Long infrarenal saccular aortic aneurysm with a maximal diameter of 73 mm at its superior portion and 66 mm at its inferior portion, compared to 67 mm and 64 mm, respectively, on the previous study. The aneurysm terminates caudal to the origin of the right CIA and contains a large mural thrombus with a linear infiltration of contrast material, representing fissuration. There is chronic dissection in the wall of the aneurysm, demarcated by delicate punctate arcuate calcification traversing the large thrombus. All findings are visible on the previous study.
All chambers of the heart are dilated.
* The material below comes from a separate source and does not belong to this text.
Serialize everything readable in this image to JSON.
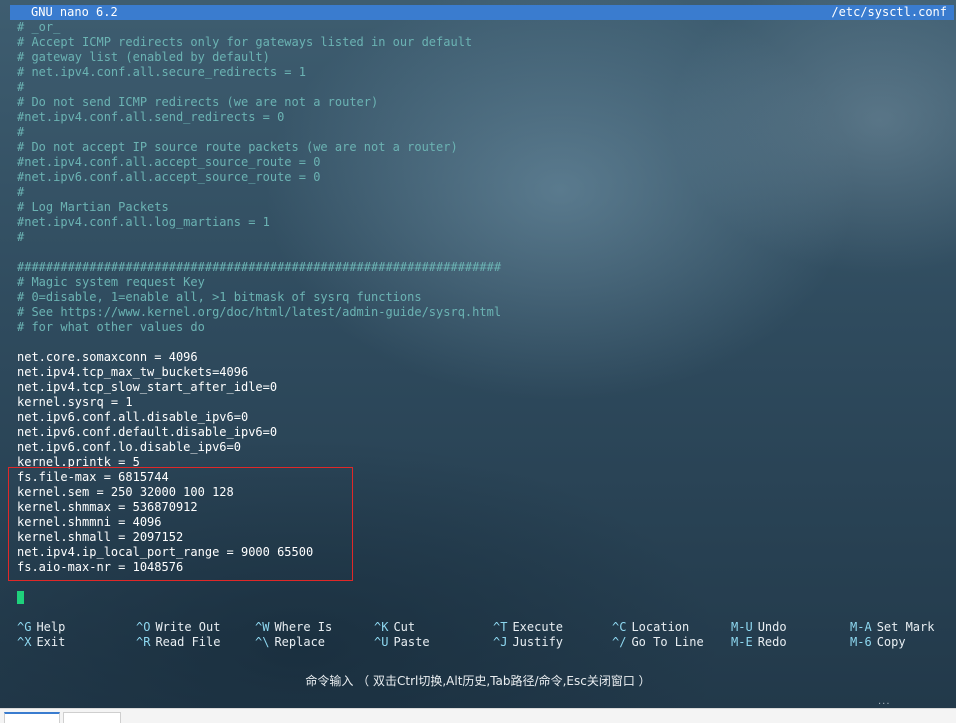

There is reflux of contrast material into the IVC and hepatic veins without pulmonary embolic disease, indicative of right heart failure.
Bilateral moderate pleural effusion.
Large hiatal hernia containing approximately half of the stomach.
Bilateral simple cortical renal cysts.
The patient complained of abdominal pain and had a known abdominal aortic aneurysm (AAA), which is why the ER clinicians were concerned about AAA rupture.
There was fissuration of the AAA mural thrombus on the previous scan done 2 years previously but surprisingly, the fissure had not advanced during the interval.